During the past two years, environmental and property laws have been "waived" once by the DHS in order to build 14 miles of the "Border Infrastructure System" near San Diego; twice in Arizona, including a stretch through a riparian conservation area; once for a variety of projects covering a total of 470 miles across four states; and once for 22 miles of levees in Texas.
Apparently speed is of the essence in that Texas project, as the DHS states that, "In addition to environmental and land management laws, this waiver addresses other legal and administrative impediments to completing this project by the end of the calendar year." That's a nice way of saying that the law won't allow the DHS to do what it wants whenever it wants to, so the agency is exempting itself from the law.
DHS also condemned dozens of homes and small plots of private land and took that land from the legal owners in order to build fence along its preferred route. But DHS won't be putting any fence at all through the 6,000 acres of Sharyland Plantation that was developed by Dallas billionaire Ray Hunt. Not through the gated communities with golf courses and million-dollar homes. Not through the 1,800-acre business park which is part of that exclusive enclave.
In Brownsville, however, the border fence will go through the backyards of folks like Eloisa Tamez, who is 72 years old and not wealthy. The fence will continue for another two miles before it stops at the edge of the River Bend Resort, which features a large RV park and golf course. Border patrol agents will keep a close eye on that land, because like Sharyland Plantation, it will remain open to the south. On the other side of the resort the fence will start up again.
That's probably not what supporters of the fence concept had in mind as they worked hard to convince their representatives to fund the project. Those supporters didn't have history in mind, either for history has proven that it's impossible to keep determined people from crossing even a solid, well-guarded wall, much less a 700-mile long, under-patrolled fence with numerous large gaps...
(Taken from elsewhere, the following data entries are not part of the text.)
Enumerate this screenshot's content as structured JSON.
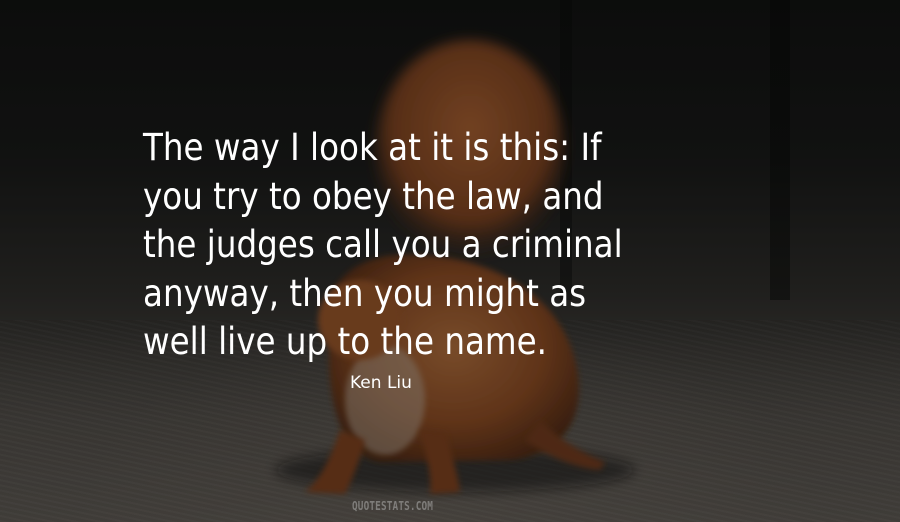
{
  "quote": {
    "lines": [
      "The way I look at it is this: If",
      "you try to obey the law, and",
      "the judges call you a criminal",
      "anyway, then you might as",
      "well live up to the name."
    ]
  },
  "author": "Ken Liu",
  "watermark": "QUOTESTATS.COM",
  "background": {
    "subject": "red squirrel on paved ground",
    "colors": {
      "fur": "#a8562a",
      "ground": "#5e5a55",
      "sky": "#141514"
    }
  }
}
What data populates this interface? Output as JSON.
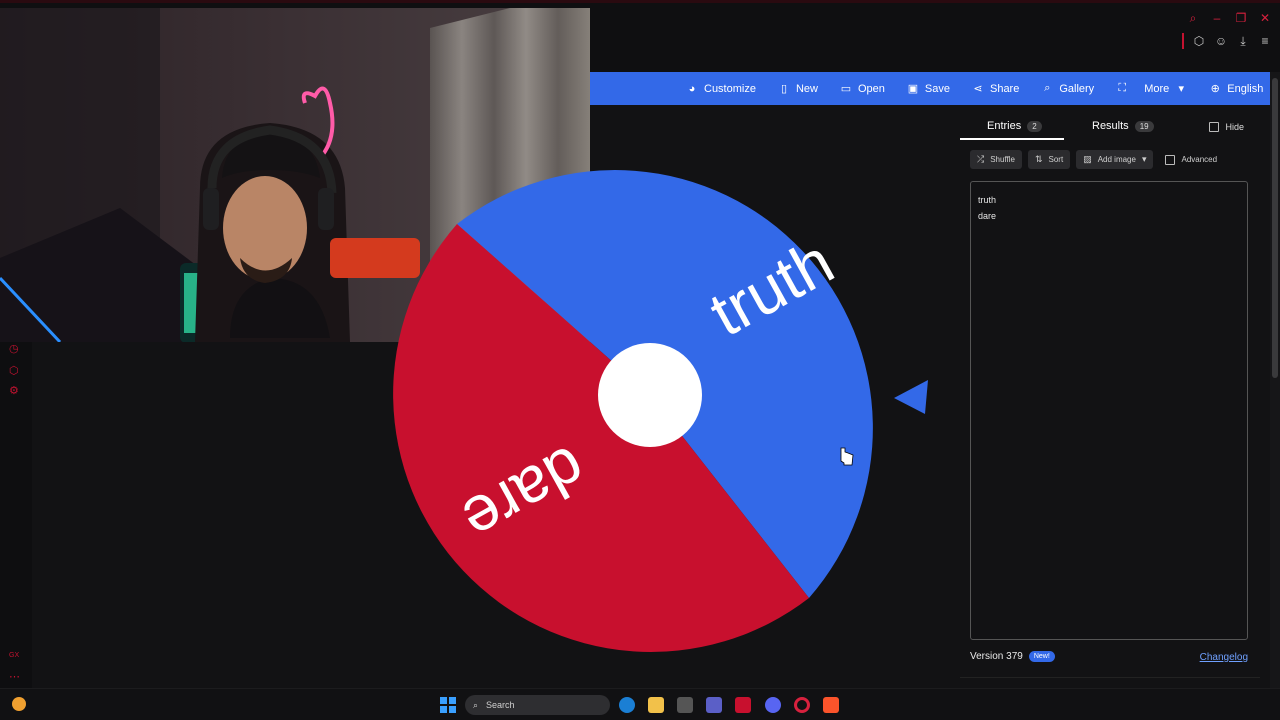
{
  "navbar": {
    "customize": "Customize",
    "new": "New",
    "open": "Open",
    "save": "Save",
    "share": "Share",
    "gallery": "Gallery",
    "more": "More",
    "language": "English"
  },
  "wheel": {
    "segments": [
      {
        "label": "truth",
        "color": "#3369e8"
      },
      {
        "label": "dare",
        "color": "#c8102e"
      }
    ],
    "pointer_color": "#3369e8",
    "hub_color": "#ffffff"
  },
  "panel": {
    "tab_entries": "Entries",
    "entries_count": "2",
    "tab_results": "Results",
    "results_count": "19",
    "hide_label": "Hide",
    "shuffle": "Shuffle",
    "sort": "Sort",
    "add_image": "Add image",
    "advanced": "Advanced",
    "entries": [
      "truth",
      "dare"
    ],
    "version": "Version 379",
    "new_badge": "New!",
    "changelog": "Changelog"
  },
  "taskbar": {
    "search_placeholder": "Search"
  },
  "sidebar": {
    "bottom_label": "GX"
  }
}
There's an image of Justice H. Walter Croskey of California's Second District Court of Appeals, who ruled in February that parents don't have any constitutional right to educate their children at home. According to state law he is correct; since 1953, California has required that children between the ages of 6 and 18 must either attend a certified school or be taught by credentialed tutors.
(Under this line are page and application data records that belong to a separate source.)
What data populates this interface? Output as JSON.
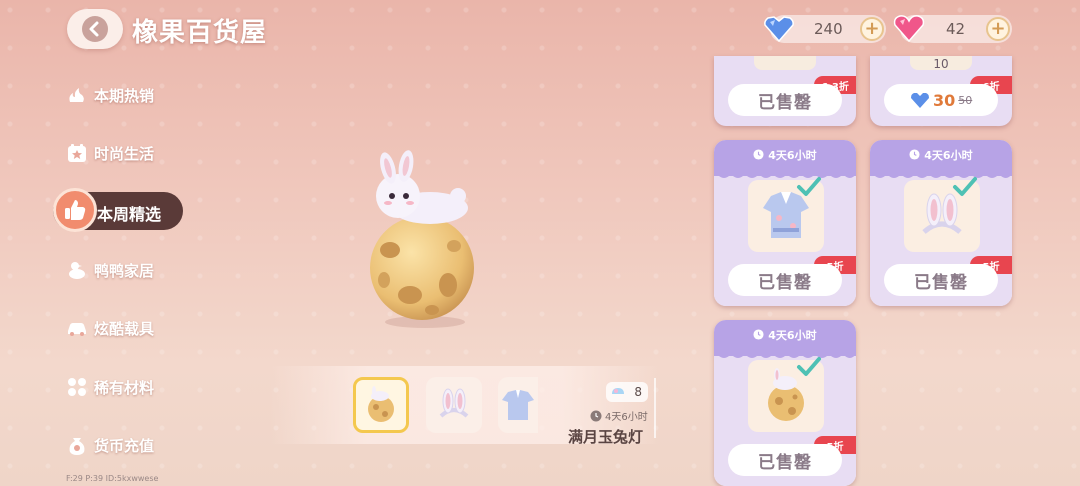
{
  "header": {
    "title": "橡果百货屋",
    "currencies": [
      {
        "icon": "blue-diamond-icon",
        "value": "240"
      },
      {
        "icon": "pink-heart-gem-icon",
        "value": "42"
      }
    ],
    "plus_label": "+"
  },
  "sidebar": {
    "items": [
      {
        "label": "本期热销",
        "icon": "fire-icon"
      },
      {
        "label": "时尚生活",
        "icon": "calendar-icon"
      },
      {
        "label": "本周精选",
        "icon": "thumbs-up-icon",
        "active": true
      },
      {
        "label": "鸭鸭家居",
        "icon": "duck-icon"
      },
      {
        "label": "炫酷载具",
        "icon": "car-icon"
      },
      {
        "label": "稀有材料",
        "icon": "materials-icon"
      },
      {
        "label": "货币充值",
        "icon": "coin-bag-icon"
      }
    ]
  },
  "preview": {
    "item_name": "满月玉兔灯",
    "timer": "4天6小时",
    "count": "8"
  },
  "debug_text": "F:29 P:39 ID:5kxwwese",
  "shop": {
    "sold_label": "已售罄",
    "top_cards": [
      {
        "discount": "6.3折"
      },
      {
        "discount": "6折",
        "top_text": "10",
        "price_now": "30",
        "price_old": "50"
      }
    ],
    "cards": [
      {
        "timer": "4天6小时",
        "discount": "5折",
        "item": "outfit"
      },
      {
        "timer": "4天6小时",
        "discount": "5折",
        "item": "bunny-ears"
      },
      {
        "timer": "4天6小时",
        "discount": "5折",
        "item": "moon-rabbit-lamp"
      }
    ]
  },
  "colors": {
    "accent_purple": "#b7a3e6",
    "discount_red": "#e8454f",
    "active_tab": "#5a3a38"
  }
}
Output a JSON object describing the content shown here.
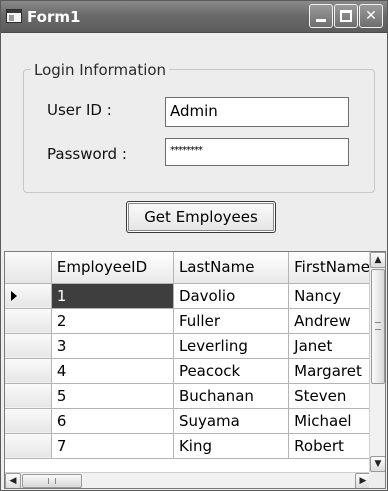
{
  "window": {
    "title": "Form1",
    "icons": {
      "app": "form-window-icon",
      "minimize": "minimize-icon",
      "maximize": "maximize-icon",
      "close": "close-icon"
    },
    "close_glyph": "✕"
  },
  "login_group": {
    "legend": "Login Information",
    "user_id": {
      "label": "User ID :",
      "value": "Admin"
    },
    "password": {
      "label": "Password :",
      "value": "********"
    }
  },
  "actions": {
    "get_employees_label": "Get Employees"
  },
  "grid": {
    "columns": [
      "EmployeeID",
      "LastName",
      "FirstName"
    ],
    "rows": [
      {
        "id": "1",
        "last": "Davolio",
        "first": "Nancy",
        "selected": true
      },
      {
        "id": "2",
        "last": "Fuller",
        "first": "Andrew"
      },
      {
        "id": "3",
        "last": "Leverling",
        "first": "Janet"
      },
      {
        "id": "4",
        "last": "Peacock",
        "first": "Margaret"
      },
      {
        "id": "5",
        "last": "Buchanan",
        "first": "Steven"
      },
      {
        "id": "6",
        "last": "Suyama",
        "first": "Michael"
      },
      {
        "id": "7",
        "last": "King",
        "first": "Robert"
      }
    ],
    "scroll_glyphs": {
      "up": "▲",
      "down": "▼",
      "left": "◀",
      "right": "▶"
    }
  },
  "colors": {
    "selected_cell": "#3e3e3e",
    "titlebar": "#6a6a6a"
  }
}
What was memorable about the judge's ruling what invoked a lasting image was this statement:
"A primary purpose of the educational system is to train school children in good citizenship, patriotism and loyalty to the state and the nation as a means of protecting the public welfare," Croskey wrote, quoting from a 1961 appeals court decision regarding home schooling. "Parents have a legal duty to see to their children's schooling under the provisions of these laws."
Croskey provides a fair description of how our public school system actually functions, but it also describes a situation that is just plain wrong. That's exactly the kind of socialism that so many Americans react strongly against when it's applied in other countries. It's a little odd that those same patriotic folks embrace a clear socialistic principle when it comes to the education of their children yet reject the same principle when it comes to health care...
And finally, there are haunting images of this generation's "Winter Soldiers" who, one by one, came and sat before cameras last month at National Labor College in Maryland to tell their stories of fighting in Iraq and Afghanistan. They spoke of the things they had seen and done while there. They described what those things had done to them. They illustrated the reality of combat for all of us to see. They offered their stories so that we all could learn from them.
Not enough Americans have seen those images, but I can't get them out of my mind. And I haven't tried. They serve a valuable purpose...